▸ **Work request**
Using the data below, gather each line that includes the word "California".

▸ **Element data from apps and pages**
++++++++++++++++++++
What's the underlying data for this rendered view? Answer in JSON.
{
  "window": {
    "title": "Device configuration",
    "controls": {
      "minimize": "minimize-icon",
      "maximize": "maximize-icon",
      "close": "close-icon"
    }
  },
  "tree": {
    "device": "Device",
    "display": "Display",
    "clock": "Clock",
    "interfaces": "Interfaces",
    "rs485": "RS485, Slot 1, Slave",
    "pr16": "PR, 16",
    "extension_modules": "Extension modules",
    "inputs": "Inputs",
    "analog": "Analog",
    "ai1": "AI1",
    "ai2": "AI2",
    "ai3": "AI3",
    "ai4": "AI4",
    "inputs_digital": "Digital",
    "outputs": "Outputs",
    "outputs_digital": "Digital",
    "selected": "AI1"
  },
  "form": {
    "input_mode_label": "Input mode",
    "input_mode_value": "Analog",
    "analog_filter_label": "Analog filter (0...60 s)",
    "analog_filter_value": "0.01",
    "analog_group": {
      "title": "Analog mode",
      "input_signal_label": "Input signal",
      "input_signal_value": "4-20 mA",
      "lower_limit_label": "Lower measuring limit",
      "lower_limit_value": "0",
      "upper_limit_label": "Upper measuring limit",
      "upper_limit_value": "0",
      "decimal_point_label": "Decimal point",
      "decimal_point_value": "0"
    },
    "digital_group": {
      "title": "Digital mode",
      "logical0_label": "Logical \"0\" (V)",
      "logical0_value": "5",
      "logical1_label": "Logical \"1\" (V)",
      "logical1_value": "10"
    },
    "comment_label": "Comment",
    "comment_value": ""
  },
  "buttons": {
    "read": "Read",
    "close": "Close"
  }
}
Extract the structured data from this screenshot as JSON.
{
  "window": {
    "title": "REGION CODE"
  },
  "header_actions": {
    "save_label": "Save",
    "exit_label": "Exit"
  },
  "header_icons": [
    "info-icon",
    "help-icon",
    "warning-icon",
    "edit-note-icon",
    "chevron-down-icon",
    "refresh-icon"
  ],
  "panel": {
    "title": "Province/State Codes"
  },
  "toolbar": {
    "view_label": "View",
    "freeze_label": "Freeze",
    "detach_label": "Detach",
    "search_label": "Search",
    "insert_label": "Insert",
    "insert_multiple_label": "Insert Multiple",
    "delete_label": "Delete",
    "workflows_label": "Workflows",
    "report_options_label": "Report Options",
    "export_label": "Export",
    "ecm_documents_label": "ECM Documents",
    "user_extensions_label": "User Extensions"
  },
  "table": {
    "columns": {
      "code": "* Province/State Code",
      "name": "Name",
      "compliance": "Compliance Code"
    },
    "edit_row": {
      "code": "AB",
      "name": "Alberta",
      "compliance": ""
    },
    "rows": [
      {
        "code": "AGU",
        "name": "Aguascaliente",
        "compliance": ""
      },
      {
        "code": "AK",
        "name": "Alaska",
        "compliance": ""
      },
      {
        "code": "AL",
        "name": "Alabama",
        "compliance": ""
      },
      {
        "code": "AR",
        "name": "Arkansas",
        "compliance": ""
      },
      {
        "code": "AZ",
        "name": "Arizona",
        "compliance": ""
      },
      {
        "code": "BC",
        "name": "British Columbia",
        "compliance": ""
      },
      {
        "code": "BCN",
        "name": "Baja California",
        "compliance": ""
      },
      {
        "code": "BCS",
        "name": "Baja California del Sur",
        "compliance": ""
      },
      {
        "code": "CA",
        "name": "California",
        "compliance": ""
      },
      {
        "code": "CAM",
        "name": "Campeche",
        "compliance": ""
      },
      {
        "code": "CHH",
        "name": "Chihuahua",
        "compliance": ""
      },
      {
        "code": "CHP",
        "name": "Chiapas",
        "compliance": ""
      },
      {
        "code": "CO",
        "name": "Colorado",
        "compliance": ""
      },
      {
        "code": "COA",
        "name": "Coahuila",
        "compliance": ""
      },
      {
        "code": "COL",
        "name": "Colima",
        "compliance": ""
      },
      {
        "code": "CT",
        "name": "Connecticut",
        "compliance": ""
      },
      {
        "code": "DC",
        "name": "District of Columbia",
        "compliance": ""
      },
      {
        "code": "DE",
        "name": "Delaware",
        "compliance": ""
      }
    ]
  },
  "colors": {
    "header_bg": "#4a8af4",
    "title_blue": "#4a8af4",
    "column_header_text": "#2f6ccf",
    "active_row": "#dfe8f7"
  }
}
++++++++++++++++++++
▸ **Problem solution**
        "name": "Baja California",
        "name": "Baja California del Sur",
        "name": "California",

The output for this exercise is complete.